  1. Hello,

    I was excited to see this, but unfortunately didn't worked.

    PS PATH\gitmevg> sfdx bb:iprange:add -r -u gitmevg_so1
    Pending sleeping for 5 seconds
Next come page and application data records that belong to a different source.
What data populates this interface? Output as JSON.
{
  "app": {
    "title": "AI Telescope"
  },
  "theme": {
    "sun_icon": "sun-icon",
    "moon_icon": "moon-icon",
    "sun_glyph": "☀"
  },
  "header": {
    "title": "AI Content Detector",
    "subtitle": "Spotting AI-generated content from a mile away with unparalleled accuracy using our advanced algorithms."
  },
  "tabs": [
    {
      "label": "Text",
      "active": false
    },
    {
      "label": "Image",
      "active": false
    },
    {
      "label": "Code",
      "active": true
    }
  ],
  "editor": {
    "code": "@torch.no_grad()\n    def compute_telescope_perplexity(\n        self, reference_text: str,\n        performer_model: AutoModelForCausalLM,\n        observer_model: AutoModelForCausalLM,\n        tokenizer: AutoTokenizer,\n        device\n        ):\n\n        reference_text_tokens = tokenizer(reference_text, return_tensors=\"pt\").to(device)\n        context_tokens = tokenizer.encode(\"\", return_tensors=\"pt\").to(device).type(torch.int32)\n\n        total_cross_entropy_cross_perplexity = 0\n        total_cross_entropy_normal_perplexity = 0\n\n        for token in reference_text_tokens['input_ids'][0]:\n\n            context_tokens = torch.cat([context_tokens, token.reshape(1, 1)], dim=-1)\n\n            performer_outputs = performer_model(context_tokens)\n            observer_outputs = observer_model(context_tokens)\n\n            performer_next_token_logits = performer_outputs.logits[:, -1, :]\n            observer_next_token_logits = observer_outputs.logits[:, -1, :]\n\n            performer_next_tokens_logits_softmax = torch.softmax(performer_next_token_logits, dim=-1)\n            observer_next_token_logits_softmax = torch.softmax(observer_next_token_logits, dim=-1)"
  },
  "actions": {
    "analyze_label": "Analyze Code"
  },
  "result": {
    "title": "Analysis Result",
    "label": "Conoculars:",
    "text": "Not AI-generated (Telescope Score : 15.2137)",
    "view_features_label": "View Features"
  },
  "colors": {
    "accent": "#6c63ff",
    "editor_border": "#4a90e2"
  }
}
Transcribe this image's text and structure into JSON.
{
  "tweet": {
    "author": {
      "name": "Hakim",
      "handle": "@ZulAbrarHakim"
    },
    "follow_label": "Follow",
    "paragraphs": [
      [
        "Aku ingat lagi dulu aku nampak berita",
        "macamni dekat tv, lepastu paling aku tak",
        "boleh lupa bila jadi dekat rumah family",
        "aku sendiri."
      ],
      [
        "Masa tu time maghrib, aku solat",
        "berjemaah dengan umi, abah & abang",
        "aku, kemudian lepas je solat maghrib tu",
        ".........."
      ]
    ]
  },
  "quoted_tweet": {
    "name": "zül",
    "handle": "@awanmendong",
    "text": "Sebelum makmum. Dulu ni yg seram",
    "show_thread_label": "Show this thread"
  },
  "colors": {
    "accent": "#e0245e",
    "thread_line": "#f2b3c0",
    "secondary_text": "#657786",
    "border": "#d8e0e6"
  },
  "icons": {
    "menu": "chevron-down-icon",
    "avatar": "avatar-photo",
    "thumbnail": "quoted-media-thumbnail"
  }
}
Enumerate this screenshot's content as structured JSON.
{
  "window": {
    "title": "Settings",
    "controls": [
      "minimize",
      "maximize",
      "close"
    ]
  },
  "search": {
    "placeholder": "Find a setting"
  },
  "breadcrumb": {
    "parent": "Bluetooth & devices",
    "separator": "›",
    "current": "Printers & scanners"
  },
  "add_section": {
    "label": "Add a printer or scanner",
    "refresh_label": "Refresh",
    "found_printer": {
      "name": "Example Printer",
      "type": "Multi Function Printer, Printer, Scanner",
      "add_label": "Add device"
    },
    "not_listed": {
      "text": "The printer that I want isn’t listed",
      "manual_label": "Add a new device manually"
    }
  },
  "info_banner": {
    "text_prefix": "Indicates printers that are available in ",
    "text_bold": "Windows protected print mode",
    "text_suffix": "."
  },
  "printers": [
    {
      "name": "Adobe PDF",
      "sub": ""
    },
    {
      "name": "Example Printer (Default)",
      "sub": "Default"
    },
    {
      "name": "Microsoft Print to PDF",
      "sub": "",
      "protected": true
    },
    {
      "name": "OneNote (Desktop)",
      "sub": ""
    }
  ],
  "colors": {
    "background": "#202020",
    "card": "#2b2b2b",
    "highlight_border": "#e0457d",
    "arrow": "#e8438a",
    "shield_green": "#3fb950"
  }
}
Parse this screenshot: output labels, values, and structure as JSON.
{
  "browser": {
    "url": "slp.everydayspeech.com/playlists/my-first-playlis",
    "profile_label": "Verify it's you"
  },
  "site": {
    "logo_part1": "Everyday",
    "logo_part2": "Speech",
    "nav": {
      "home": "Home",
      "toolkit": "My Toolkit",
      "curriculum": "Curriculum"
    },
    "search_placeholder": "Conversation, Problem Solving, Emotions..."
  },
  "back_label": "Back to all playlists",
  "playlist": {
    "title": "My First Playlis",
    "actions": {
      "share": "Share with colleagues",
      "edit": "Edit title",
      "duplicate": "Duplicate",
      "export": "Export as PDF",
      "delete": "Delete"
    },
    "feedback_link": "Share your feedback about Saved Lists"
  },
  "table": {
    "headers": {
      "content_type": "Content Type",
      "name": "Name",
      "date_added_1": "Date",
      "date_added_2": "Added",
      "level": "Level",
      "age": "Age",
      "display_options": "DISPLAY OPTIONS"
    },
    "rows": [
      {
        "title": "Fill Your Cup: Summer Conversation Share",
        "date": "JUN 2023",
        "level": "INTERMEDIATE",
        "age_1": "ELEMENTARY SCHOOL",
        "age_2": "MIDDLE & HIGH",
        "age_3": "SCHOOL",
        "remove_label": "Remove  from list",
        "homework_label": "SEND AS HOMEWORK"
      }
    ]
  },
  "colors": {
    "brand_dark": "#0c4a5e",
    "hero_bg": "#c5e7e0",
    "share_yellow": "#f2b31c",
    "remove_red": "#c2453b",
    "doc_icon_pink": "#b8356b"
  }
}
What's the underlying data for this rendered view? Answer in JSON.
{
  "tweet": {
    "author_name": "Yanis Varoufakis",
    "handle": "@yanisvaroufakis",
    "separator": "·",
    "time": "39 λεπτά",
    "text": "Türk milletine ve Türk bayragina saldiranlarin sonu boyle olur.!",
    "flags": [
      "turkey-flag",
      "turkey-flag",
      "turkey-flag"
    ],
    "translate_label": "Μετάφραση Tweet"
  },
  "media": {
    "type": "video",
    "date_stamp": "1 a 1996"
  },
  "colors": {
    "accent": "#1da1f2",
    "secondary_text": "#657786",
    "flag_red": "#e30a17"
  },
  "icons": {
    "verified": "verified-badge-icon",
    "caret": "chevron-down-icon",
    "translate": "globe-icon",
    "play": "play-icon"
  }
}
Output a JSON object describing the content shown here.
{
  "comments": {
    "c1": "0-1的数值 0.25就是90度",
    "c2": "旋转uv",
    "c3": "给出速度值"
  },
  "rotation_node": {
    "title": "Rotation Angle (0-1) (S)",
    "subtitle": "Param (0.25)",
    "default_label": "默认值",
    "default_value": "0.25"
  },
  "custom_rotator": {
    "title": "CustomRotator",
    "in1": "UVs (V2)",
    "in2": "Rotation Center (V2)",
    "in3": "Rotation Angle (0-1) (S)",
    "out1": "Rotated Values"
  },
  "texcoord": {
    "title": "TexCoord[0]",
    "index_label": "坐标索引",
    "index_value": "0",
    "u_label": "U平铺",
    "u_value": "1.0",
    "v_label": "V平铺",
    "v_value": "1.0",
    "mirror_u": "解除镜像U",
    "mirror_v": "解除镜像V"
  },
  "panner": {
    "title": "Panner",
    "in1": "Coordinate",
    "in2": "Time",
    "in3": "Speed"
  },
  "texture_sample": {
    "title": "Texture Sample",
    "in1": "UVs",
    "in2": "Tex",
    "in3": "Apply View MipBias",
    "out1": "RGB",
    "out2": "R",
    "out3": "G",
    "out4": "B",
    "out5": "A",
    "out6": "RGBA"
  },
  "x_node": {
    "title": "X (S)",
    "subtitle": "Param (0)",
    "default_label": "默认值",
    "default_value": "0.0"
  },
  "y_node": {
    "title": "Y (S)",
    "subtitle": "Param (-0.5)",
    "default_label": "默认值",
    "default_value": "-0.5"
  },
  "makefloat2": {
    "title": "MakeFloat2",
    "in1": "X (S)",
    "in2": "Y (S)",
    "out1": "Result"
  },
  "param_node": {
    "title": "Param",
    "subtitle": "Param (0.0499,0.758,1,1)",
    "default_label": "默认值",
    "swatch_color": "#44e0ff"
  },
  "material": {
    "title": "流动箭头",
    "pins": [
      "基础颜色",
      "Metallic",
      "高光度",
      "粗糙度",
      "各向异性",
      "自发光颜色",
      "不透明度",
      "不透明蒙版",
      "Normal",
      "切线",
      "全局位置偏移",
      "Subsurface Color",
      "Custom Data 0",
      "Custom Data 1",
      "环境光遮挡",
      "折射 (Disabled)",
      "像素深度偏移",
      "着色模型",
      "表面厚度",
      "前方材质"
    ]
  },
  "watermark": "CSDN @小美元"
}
    ERROR running bb:iprange:add: ENOENT: no such file or directory, mkdir '/tmp/bbsfdx_2021122014333633'